Sports medicine physicians to convene at 2014 AMSSM Annual Meeting

More than 1,400 sports medicine physicians from the United States and abroad will attend the 23rd Annual Meeting of the American Medical Society for Sports Medicine (AMSSM), the largest primary care sports medicine physician organization in the nation. [More]
Study finds that patients who lose weight have better joint replacement outcomes

Study finds that patients who lose weight have better joint replacement outcomes

While many overweight patients have the best intentions to lose weight after joint replacement, a study at Hospital for Special Surgery (HSS) finds that although some are able to achieve this goal, equal numbers of patients actually gain weight after hip or knee replacement. [More]
Study finds that same-day bilateral knee replacement surgery safe for select patients with RA

Study finds that same-day bilateral knee replacement surgery safe for select patients with RA

Same-day bilateral knee replacement surgery is safe for select patients with rheumatoid arthritis, researchers from Hospital for Special Surgery in New York have found. [More]
Study: NGF-containing fibrin glue membrane can promote peripheral nerve regeneration

Study: NGF-containing fibrin glue membrane can promote peripheral nerve regeneration

Complete regeneration is usually very difficult following peripheral nerve damage, though microsurgical techniques have vastly increased the success rate of surgery to repair the injured nerve. [More]

Study questions conventional wisdom that patients should wait 6 weeks after hip replacement before driving

After hip replacement surgery, many patients are anxious to resume driving, and a new study challenges the conventional wisdom that patients should wait six weeks before getting back behind the wheel. [More]
New MRI shows detailed image following fracture repair without any distortion by metal surgical screws

New MRI shows detailed image following fracture repair without any distortion by metal surgical screws

People who sustain the most common type of hip fracture, known as a femoral neck fracture, are at increased risk of complications. A special type of MRI developed at Hospital for Special Surgery in collaboration with GE Healthcare can show a detailed image following fracture repair, without the distortion caused by metal surgical screws that are problematic in standard MRIs. [More]

New MRI can show detailed image following fracture repair without distortion by metal surgical screws

People who sustain the most common type of hip fracture, known as a femoral neck fracture, are at increased risk of complications.
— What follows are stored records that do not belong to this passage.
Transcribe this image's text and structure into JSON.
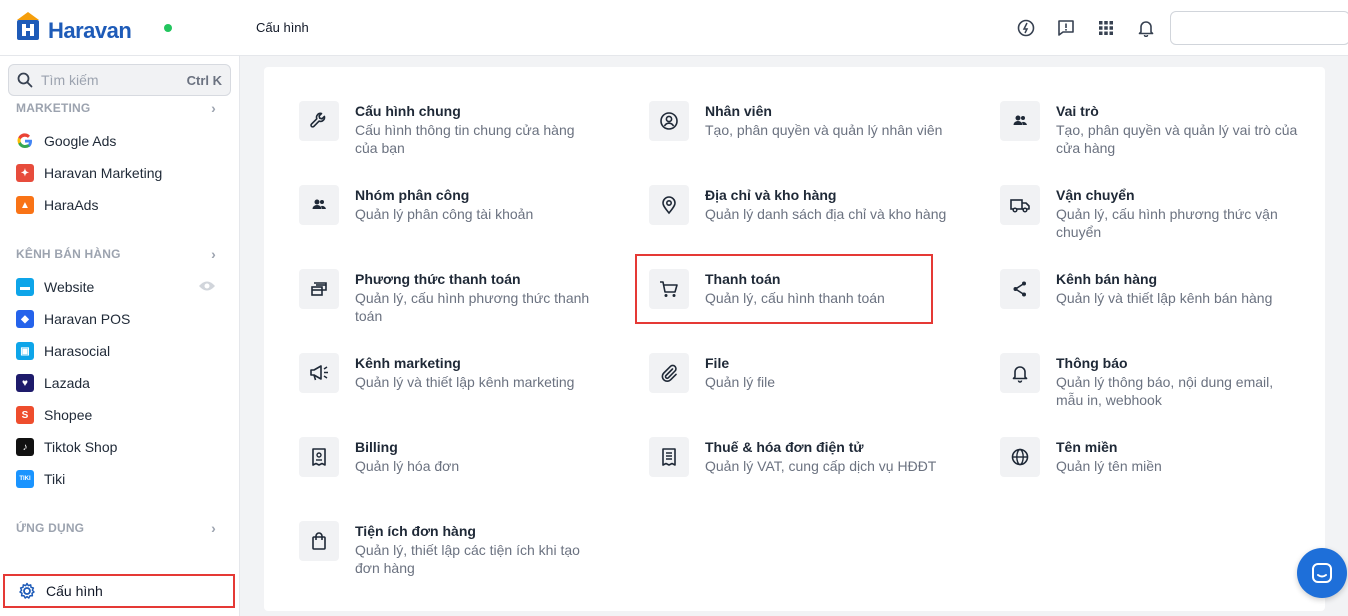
{
  "app": {
    "logo_text": "Haravan"
  },
  "header": {
    "page_title": "Cấu hình"
  },
  "top_icons": [
    "support-icon",
    "feedback-icon",
    "apps-grid-icon",
    "bell-icon"
  ],
  "sidebar": {
    "search_placeholder": "Tìm kiếm",
    "search_shortcut": "Ctrl K",
    "sections": [
      {
        "label": "MARKETING",
        "items": [
          {
            "label": "Google Ads",
            "icon": "google-icon",
            "color": "#ffffff"
          },
          {
            "label": "Haravan Marketing",
            "icon": "haravan-marketing-icon",
            "color": "#e74c3c"
          },
          {
            "label": "HaraAds",
            "icon": "haraads-icon",
            "color": "#f97316"
          }
        ]
      },
      {
        "label": "KÊNH BÁN HÀNG",
        "items": [
          {
            "label": "Website",
            "icon": "website-icon",
            "color": "#0ea5e9"
          },
          {
            "label": "Haravan POS",
            "icon": "pos-icon",
            "color": "#2563eb"
          },
          {
            "label": "Harasocial",
            "icon": "harasocial-icon",
            "color": "#0ea5e9"
          },
          {
            "label": "Lazada",
            "icon": "lazada-icon",
            "color": "#1e1b6b"
          },
          {
            "label": "Shopee",
            "icon": "shopee-icon",
            "color": "#ee4d2d"
          },
          {
            "label": "Tiktok Shop",
            "icon": "tiktok-icon",
            "color": "#111111"
          },
          {
            "label": "Tiki",
            "icon": "tiki-icon",
            "color": "#1a94ff",
            "badge": "TIKI"
          }
        ]
      },
      {
        "label": "ỨNG DỤNG",
        "items": []
      }
    ],
    "settings_label": "Cấu hình"
  },
  "settings_tiles": [
    {
      "title": "Cấu hình chung",
      "desc": "Cấu hình thông tin chung cửa hàng của bạn",
      "icon": "wrench-icon"
    },
    {
      "title": "Nhân viên",
      "desc": "Tạo, phân quyền và quản lý nhân viên",
      "icon": "user-circle-icon"
    },
    {
      "title": "Vai trò",
      "desc": "Tạo, phân quyền và quản lý vai trò của cửa hàng",
      "icon": "users-icon"
    },
    {
      "title": "Nhóm phân công",
      "desc": "Quản lý phân công tài khoản",
      "icon": "group-icon"
    },
    {
      "title": "Địa chỉ và kho hàng",
      "desc": "Quản lý danh sách địa chỉ và kho hàng",
      "icon": "location-pin-icon"
    },
    {
      "title": "Vận chuyển",
      "desc": "Quản lý, cấu hình phương thức vận chuyển",
      "icon": "truck-icon"
    },
    {
      "title": "Phương thức thanh toán",
      "desc": "Quản lý, cấu hình phương thức thanh toán",
      "icon": "payment-method-icon"
    },
    {
      "title": "Thanh toán",
      "desc": "Quản lý, cấu hình thanh toán",
      "icon": "cart-icon"
    },
    {
      "title": "Kênh bán hàng",
      "desc": "Quản lý và thiết lập kênh bán hàng",
      "icon": "share-icon"
    },
    {
      "title": "Kênh marketing",
      "desc": "Quản lý và thiết lập kênh marketing",
      "icon": "megaphone-icon"
    },
    {
      "title": "File",
      "desc": "Quản lý file",
      "icon": "paperclip-icon"
    },
    {
      "title": "Thông báo",
      "desc": "Quản lý thông báo, nội dung email, mẫu in, webhook",
      "icon": "bell-icon"
    },
    {
      "title": "Billing",
      "desc": "Quản lý hóa đơn",
      "icon": "receipt-icon"
    },
    {
      "title": "Thuế & hóa đơn điện tử",
      "desc": "Quản lý VAT, cung cấp dịch vụ HĐĐT",
      "icon": "invoice-icon"
    },
    {
      "title": "Tên miền",
      "desc": "Quản lý tên miền",
      "icon": "globe-icon"
    },
    {
      "title": "Tiện ích đơn hàng",
      "desc": "Quản lý, thiết lập các tiện ích khi tạo đơn hàng",
      "icon": "shopping-bag-icon"
    }
  ],
  "colors": {
    "highlight": "#e53935",
    "brand": "#1e5bb8",
    "chat": "#1e6fd9"
  }
}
A special type of MRI developed at Hospital for Special Surgery in collaboration with GE Healthcare can show a detailed image following fracture repair, without the distortion caused by metal surgical screws that are problematic in standard MRIs. [More]